The Medieval Churches of Norwich

St Martin at Oak (Coslany)

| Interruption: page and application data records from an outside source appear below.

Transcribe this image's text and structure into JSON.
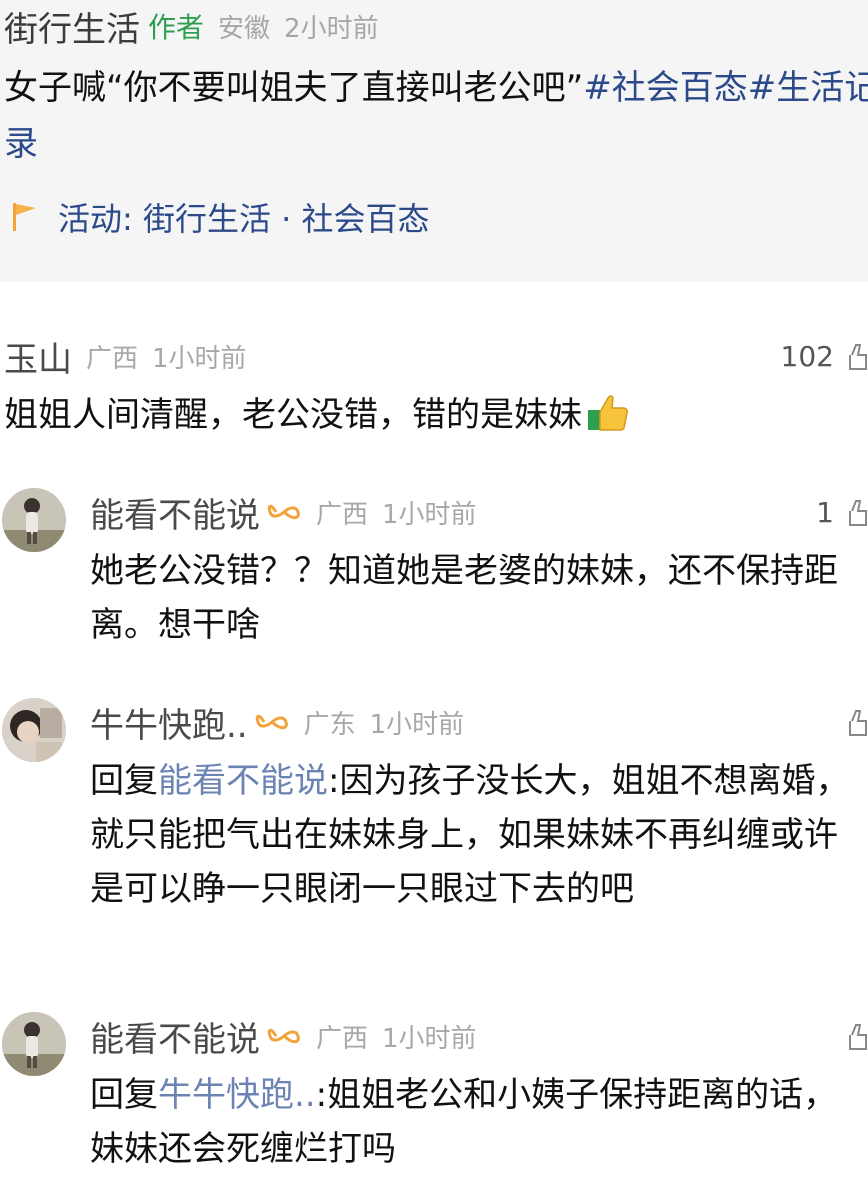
{
  "post": {
    "author": "街行生活",
    "author_tag": "作者",
    "location": "安徽",
    "time": "2小时前",
    "title_prefix": "女子喊“你不要叫姐夫了直接叫老公吧”",
    "hashtags": "#社会百态#生活记录",
    "activity_label": "活动: 街行生活 · 社会百态",
    "activity_icon": "flag-icon",
    "accent_color": "#2c4a8a"
  },
  "comments": [
    {
      "name": "玉山",
      "location": "广西",
      "time": "1小时前",
      "likes": "102",
      "text": "姐姐人间清醒，老公没错，错的是妹妹",
      "emoji": "thumbs-up-emoji"
    },
    {
      "name": "能看不能说",
      "location": "广西",
      "time": "1小时前",
      "likes": "1",
      "badge": "infinity-badge-icon",
      "text": "她老公没错？？知道她是老婆的妹妹，还不保持距离。想干啥"
    },
    {
      "name": "牛牛快跑..",
      "location": "广东",
      "time": "1小时前",
      "likes": "",
      "badge": "infinity-badge-icon",
      "reply_prefix": "回复",
      "reply_to": "能看不能说",
      "text": ":因为孩子没长大，姐姐不想离婚，就只能把气出在妹妹身上，如果妹妹不再纠缠或许是可以睁一只眼闭一只眼过下去的吧"
    },
    {
      "name": "能看不能说",
      "location": "广西",
      "time": "1小时前",
      "likes": "",
      "badge": "infinity-badge-icon",
      "reply_prefix": "回复",
      "reply_to": "牛牛快跑..",
      "text": ":姐姐老公和小姨子保持距离的话，妹妹还会死缠烂打吗"
    }
  ]
}
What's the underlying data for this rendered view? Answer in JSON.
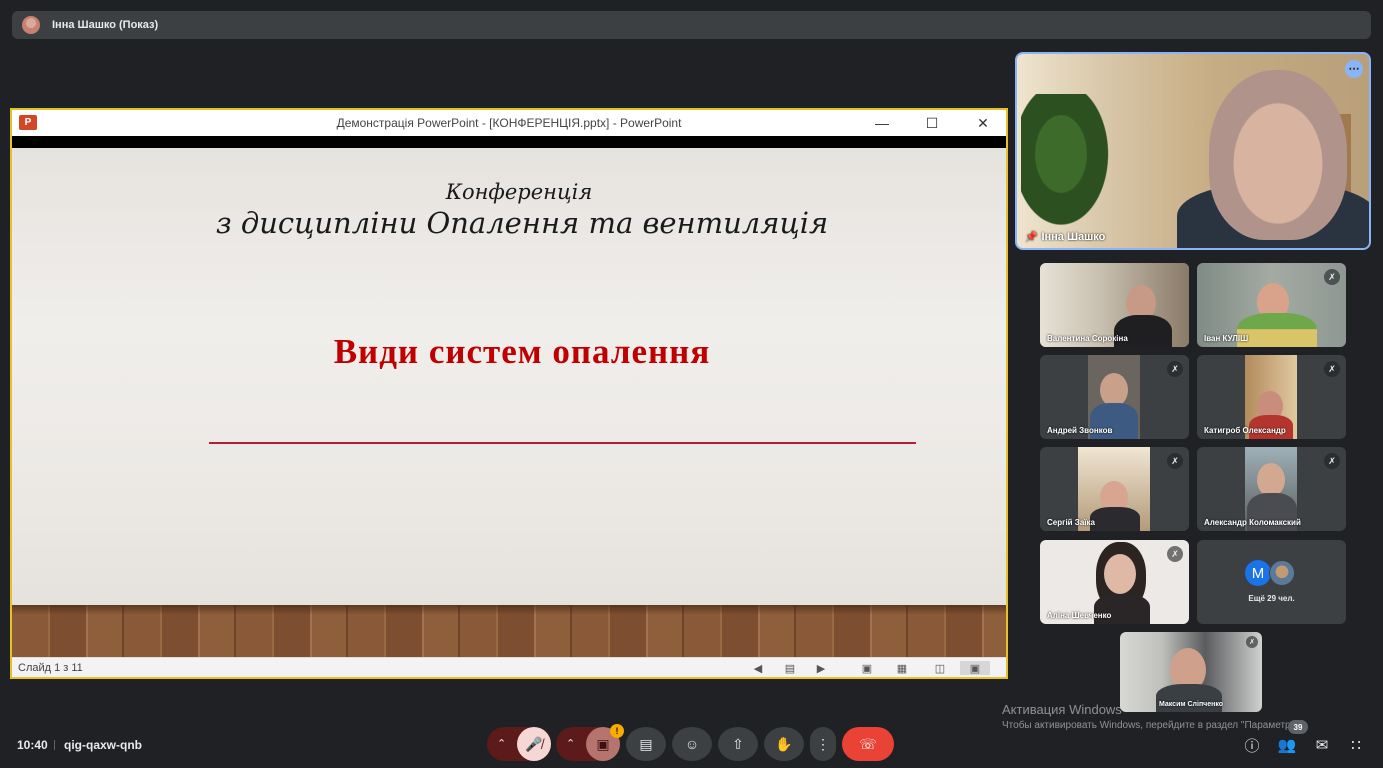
{
  "presenter_bar": {
    "label": "Інна Шашко (Показ)"
  },
  "presentation": {
    "window_title": "Демонстрація PowerPoint - [КОНФЕРЕНЦІЯ.pptx] - PowerPoint",
    "app_icon_letter": "P",
    "slide": {
      "line1": "Конференція",
      "line2": "з дисципліни Опалення та вентиляція",
      "heading": "Види систем опалення",
      "heading_color": "#c00000"
    },
    "status": {
      "slide_counter": "Слайд 1 з 11"
    }
  },
  "speaker": {
    "name": "Інна Шашко"
  },
  "participants": [
    {
      "name": "Валентина Сорокіна",
      "muted": false
    },
    {
      "name": "Іван КУЛІШ",
      "muted": true
    },
    {
      "name": "Андрей Звонков",
      "muted": true
    },
    {
      "name": "Катигроб Олександр",
      "muted": true
    },
    {
      "name": "Сергій Заїка",
      "muted": true
    },
    {
      "name": "Александр Коломакский",
      "muted": true
    },
    {
      "name": "Аліна Шевченко",
      "muted": true
    }
  ],
  "more_tile": {
    "avatar_letter": "M",
    "label": "Ещё 29 чел."
  },
  "self_view": {
    "name": "Максим Сліпченко"
  },
  "watermark": {
    "title": "Активация Windows",
    "text": "Чтобы активировать Windows, перейдите в раздел \"Параметры\"."
  },
  "bottom_bar": {
    "time": "10:40",
    "meeting_code": "qig-qaxw-qnb",
    "people_count": "39",
    "warning_badge": "!"
  },
  "colors": {
    "background": "#202124",
    "accent": "#8ab4f8",
    "end_call": "#ea4335",
    "pp_border": "#e6c229"
  }
}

Evidence from the enrolled deed maps indicates the parish to have been a ribbon development extending up Oak Street to Baker Road, with the River Wensum to the west. Given the church’s dedication, it is plausible that at the time of foundation an entrance into Coslany (through a ditch or rampart) was located close to this church – perhaps immediately to the north, just beyond St Martin’s Lane. Churches dedicated to St Martin are very often just inside entrances, referencing the location at which the saint divided his cloak to share with a beggar. The other known examples in Norwich, at Palace Plain and the outer bailey at Norwich Castle, followed the same principle. The church’s popular sobriquet ‘at Oak’ references a tree in the churchyard which contained an image of the Virgin Mary. Together the oak and its icon were a focus for popular devotion and the requested burial place of John Buxton in 1513 and his wife Alicia in 1521.